Neuroscientists at the University of Tübingen have become the first to record neuromagnetic activity in the millisecond-by-millisecond range while the brain of a human subject was under stimulation by electric current. Electric brain stimulation has successfully been used in the treatment of neurological and psychiatric disorders for many decades. However it remained unclear precisely what happens while electric currents are applied to the human brain, because stimulation-dependent interference impeded reliable direct recording or reconstruction of the brain's electric activity.

Dr. Surjo R. Soekadar, neuroscientist at the University Hospital Tübingen and first author of the study, plans to use the novel method to advance established brain stimulation techniques and to develop novel strategies to treat , such as stroke, depression and chronic pain. The new method was developed in a collaborative effort between the University of Tübingen and the National Institutes of Health (NIH) in the United States and is published in the current edition of Nature Communications.

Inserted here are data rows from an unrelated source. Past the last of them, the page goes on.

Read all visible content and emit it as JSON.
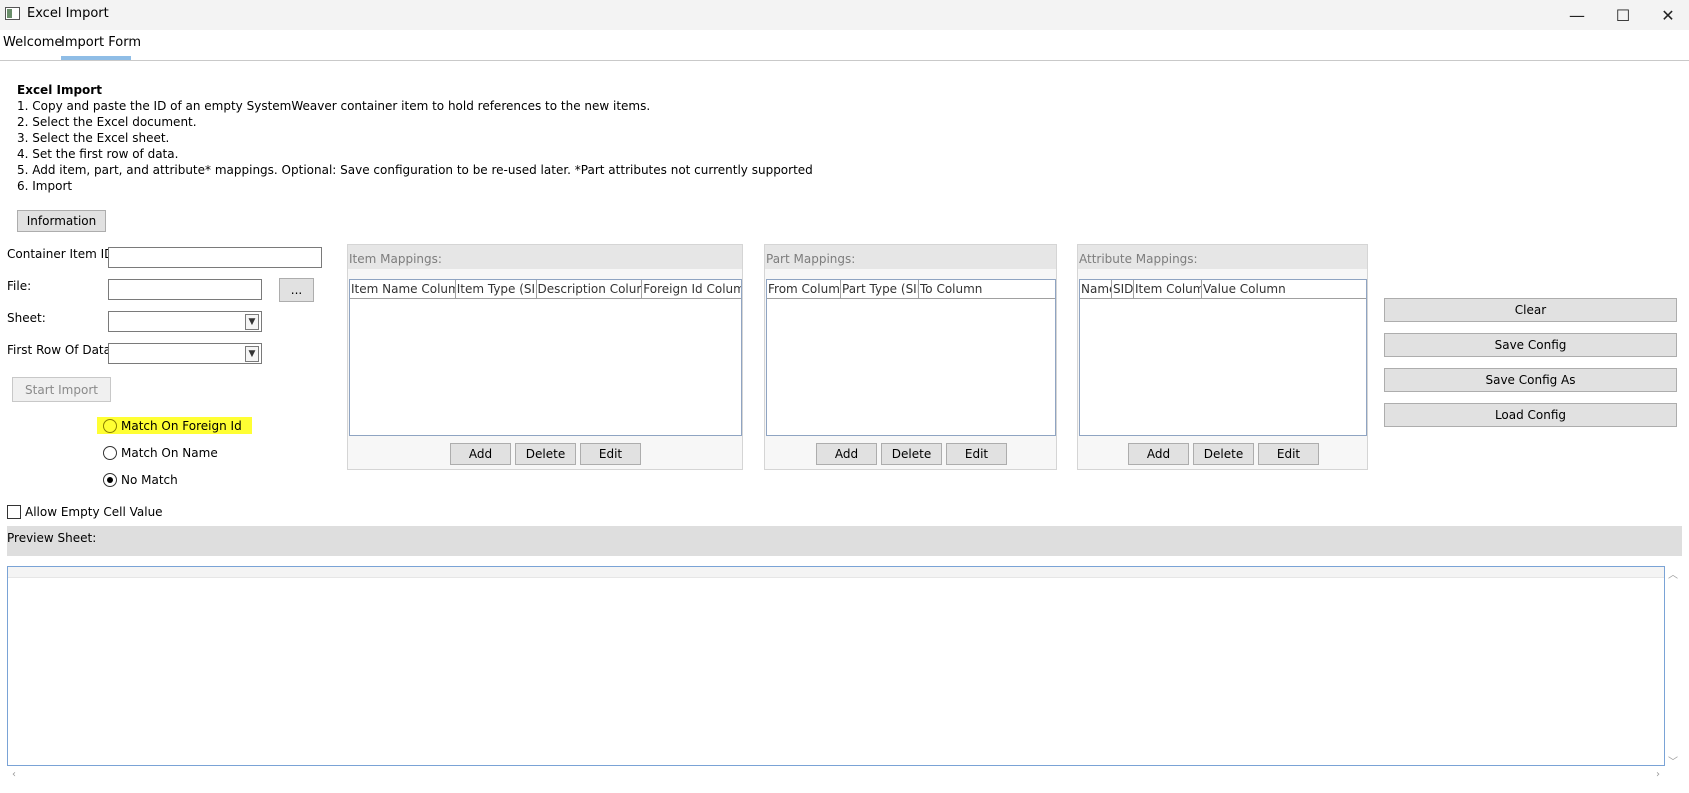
{
  "window": {
    "title": "Excel Import",
    "icons": {
      "app": "excel-app-icon",
      "minimize": "minimize-icon",
      "maximize": "maximize-icon",
      "close": "close-icon"
    },
    "minimize_glyph": "—",
    "maximize_glyph": "☐",
    "close_glyph": "✕"
  },
  "tabs": [
    {
      "label": "Welcome",
      "active": false
    },
    {
      "label": "Import Form",
      "active": true
    }
  ],
  "instructions": {
    "title": "Excel Import",
    "lines": [
      "1. Copy and paste the ID of an empty SystemWeaver container item to hold references to the new items.",
      "2. Select the Excel document.",
      "3. Select the Excel sheet.",
      "4. Set the first row of data.",
      "5. Add item, part, and attribute* mappings. Optional: Save configuration to be re-used later. *Part attributes not currently supported",
      "6. Import"
    ]
  },
  "info_button": "Information",
  "form": {
    "container_label": "Container Item ID:",
    "container_value": "",
    "file_label": "File:",
    "file_value": "",
    "browse_label": "...",
    "sheet_label": "Sheet:",
    "sheet_value": "",
    "first_row_label": "First Row Of Data:",
    "first_row_value": "",
    "start_import": "Start Import"
  },
  "match": {
    "options": [
      {
        "label": "Match On Foreign Id",
        "checked": false,
        "highlighted": true
      },
      {
        "label": "Match On Name",
        "checked": false
      },
      {
        "label": "No Match",
        "checked": true
      }
    ],
    "highlight_color": "#ffff33"
  },
  "allow_empty": {
    "label": "Allow Empty Cell Value",
    "checked": false
  },
  "mappings": {
    "item": {
      "title": "Item Mappings:",
      "columns": [
        "Item Name Column",
        "Item Type (SID)",
        "Description Column",
        "Foreign Id Column"
      ],
      "add": "Add",
      "delete": "Delete",
      "edit": "Edit"
    },
    "part": {
      "title": "Part Mappings:",
      "columns": [
        "From Column",
        "Part Type (SID)",
        "To Column"
      ],
      "add": "Add",
      "delete": "Delete",
      "edit": "Edit"
    },
    "attribute": {
      "title": "Attribute Mappings:",
      "columns": [
        "Name",
        "SID",
        "Item Column",
        "Value Column"
      ],
      "add": "Add",
      "delete": "Delete",
      "edit": "Edit"
    }
  },
  "config_buttons": {
    "clear": "Clear",
    "save": "Save Config",
    "save_as": "Save Config As",
    "load": "Load Config"
  },
  "preview": {
    "label": "Preview Sheet:",
    "scroll_up": "︿",
    "scroll_down": "﹀",
    "scroll_left": "‹",
    "scroll_right": "›"
  }
}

In contrast to previously used methodologies – in which indirect measures of , such as oxygenation or changes in , were measured during electrical brain stimulation – the newly developed method allows assessment of the direct stimulation effects on the electric activity of the . This is achieved by using specific similar to those used in sonar technology and in hand-free speaking systems, and stimulation electrodes that let neuromagnetic activity pass undistorted.

This research now answers many basic research questions related to basic functionalities of the brain, for example, the role of brain oscillations, which were discovered in the 1920s but whose role remains unclear. While a link between electric brain oscillations and disorder-related symptoms or behavior was identified relatively early, scientists could not explain specifically how they relate. The newly developed method promises important new insights concerning this matter. Also, the electric stimulation can now be tuned directly to the activity of the individual brain or applied simultaneously during the use of a brain-machine interface or neurofeedback system. The researchers expect these new insights will have a large impact on the development of revolutionary treatment strategies for neuropsychiatric disorders.

More information: Surjo, R. et al. In vivo assessment of human brain oscillations during application of transcranial electric currents, Nature Communications (2013)., DOI: 10.1038/ncomms3032

Journal information: Nature Communications